So what to do? To come up with a good answer will take months, years of work. But we have to start. A good place is to get to know the scale of the challenge.

World energy demand. In 2002 the world used 13.5TW (trillion Watts) or about 20,000 50 MW power plants. By 2050, with 3 billion extra people and greater energy demand, we will need between 28-35 TW (although it will be 45 at Euro rates of energy use or 102 at US rates).

Imagine that we tried to meet this demand entirely from renewable, carbon-free energy. We could dam all the remaining rivers. That gives 0.7 – 2 TW. Saturate the planet with windmills. That gives 2.1TW. Use all available land for biomass 7-10 TW. And we could uild a nuclear power station every two days for the next 45 years – 8 TW. If you do all of these the maximum feasible total is around 22.1 TW. But even with this we’re still a long way short of the 28 TW I mentioned as minimum demand.

A key part of solution is wiser use of energy and wiser use of water. We will talk a lot more about solutions today.

But the really important thing, I believe, is for us all to become active citizens.

You are young at the most exiting and the scariest time that one could be alive. You know in your hearts that your youth is the most tremendous gift. There is pain and fear ahead, to be sure, but there is so much to live for.

Many of you have grown up surrounded by great material comforts. But that time may end. Italy may be facing its greatest challenges since the collapse of the Roman Empire. (Why did the Roman Empire collapse?) It’s up to you to make this a Risorgimento

You will need to struggle and work hard and also to be patient. Listen to what the people who oppose you are saying. Try to understand their hopes and fears. They may seem very different, but if you truly listen you will discover that what you share is much more than what divides you.

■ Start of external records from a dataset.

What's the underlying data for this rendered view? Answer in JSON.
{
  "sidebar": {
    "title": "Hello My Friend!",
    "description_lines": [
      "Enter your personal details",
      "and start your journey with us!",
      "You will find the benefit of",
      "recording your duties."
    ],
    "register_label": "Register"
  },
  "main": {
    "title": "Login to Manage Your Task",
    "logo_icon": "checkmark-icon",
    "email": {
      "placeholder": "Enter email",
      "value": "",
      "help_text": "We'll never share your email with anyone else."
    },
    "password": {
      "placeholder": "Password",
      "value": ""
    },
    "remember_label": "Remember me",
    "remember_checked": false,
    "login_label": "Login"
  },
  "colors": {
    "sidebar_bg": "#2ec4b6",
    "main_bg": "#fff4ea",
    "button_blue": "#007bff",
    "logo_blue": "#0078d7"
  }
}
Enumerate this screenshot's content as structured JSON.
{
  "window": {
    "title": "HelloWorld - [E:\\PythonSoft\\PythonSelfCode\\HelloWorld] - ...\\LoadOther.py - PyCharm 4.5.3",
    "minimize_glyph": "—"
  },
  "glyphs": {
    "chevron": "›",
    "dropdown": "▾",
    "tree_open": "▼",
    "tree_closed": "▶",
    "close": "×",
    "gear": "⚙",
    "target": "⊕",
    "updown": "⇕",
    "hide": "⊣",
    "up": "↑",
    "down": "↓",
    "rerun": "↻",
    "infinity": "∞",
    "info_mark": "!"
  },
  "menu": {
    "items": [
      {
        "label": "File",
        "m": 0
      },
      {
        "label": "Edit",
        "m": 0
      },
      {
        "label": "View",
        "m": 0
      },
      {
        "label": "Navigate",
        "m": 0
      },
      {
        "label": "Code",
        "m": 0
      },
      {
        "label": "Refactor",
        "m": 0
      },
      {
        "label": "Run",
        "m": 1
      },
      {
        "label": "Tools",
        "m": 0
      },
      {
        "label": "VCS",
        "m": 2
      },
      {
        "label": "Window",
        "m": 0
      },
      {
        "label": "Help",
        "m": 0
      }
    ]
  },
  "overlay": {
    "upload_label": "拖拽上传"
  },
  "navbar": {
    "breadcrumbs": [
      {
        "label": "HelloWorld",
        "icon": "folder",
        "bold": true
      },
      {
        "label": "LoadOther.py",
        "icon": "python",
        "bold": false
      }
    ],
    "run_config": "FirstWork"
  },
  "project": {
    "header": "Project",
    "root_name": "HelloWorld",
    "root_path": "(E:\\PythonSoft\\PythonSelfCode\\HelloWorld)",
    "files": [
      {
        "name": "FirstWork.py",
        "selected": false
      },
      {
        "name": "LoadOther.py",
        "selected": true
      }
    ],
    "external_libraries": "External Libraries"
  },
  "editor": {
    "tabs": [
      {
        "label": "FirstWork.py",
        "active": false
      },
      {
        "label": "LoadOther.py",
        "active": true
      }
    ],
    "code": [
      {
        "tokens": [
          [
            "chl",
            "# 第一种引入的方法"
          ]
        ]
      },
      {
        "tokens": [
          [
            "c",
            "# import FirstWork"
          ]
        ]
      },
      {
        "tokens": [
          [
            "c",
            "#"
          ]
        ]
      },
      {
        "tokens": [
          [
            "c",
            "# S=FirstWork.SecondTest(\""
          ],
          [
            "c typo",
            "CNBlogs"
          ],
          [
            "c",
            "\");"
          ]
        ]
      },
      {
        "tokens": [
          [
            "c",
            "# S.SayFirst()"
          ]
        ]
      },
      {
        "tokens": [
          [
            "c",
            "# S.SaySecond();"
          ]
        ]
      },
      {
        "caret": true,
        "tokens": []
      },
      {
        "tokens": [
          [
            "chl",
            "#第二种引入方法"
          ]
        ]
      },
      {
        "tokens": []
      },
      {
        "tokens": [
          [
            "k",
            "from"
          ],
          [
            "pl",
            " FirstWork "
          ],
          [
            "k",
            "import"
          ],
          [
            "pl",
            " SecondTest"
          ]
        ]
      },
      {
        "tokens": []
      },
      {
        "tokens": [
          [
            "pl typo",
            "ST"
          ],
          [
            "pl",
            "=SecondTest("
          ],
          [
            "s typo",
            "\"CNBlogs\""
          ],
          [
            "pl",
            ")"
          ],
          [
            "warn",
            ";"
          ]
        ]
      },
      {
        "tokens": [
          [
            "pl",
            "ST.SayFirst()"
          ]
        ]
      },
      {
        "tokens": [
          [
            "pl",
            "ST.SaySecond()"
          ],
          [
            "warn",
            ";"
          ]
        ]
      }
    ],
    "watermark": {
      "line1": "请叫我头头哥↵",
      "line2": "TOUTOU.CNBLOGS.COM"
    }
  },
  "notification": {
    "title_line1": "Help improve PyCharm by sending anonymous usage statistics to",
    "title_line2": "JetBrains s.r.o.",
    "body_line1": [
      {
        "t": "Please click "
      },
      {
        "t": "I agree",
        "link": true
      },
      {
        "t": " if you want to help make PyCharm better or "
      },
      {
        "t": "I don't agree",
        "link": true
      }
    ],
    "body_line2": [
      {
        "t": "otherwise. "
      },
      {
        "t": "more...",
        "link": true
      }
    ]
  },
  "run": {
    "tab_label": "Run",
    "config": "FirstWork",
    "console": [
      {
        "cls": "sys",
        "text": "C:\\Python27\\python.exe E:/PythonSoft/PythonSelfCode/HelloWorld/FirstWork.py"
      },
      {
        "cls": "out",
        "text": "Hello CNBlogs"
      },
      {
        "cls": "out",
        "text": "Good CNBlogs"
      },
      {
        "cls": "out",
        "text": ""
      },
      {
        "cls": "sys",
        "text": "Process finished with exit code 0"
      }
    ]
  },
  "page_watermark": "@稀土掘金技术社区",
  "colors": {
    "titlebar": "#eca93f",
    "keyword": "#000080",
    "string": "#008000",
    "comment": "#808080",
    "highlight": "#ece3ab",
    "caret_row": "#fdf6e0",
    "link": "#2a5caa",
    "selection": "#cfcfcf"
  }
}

Never give in, never never, never given in.

Ignoring this problem is not a good idea. And it cannot be solved by buying more stuff.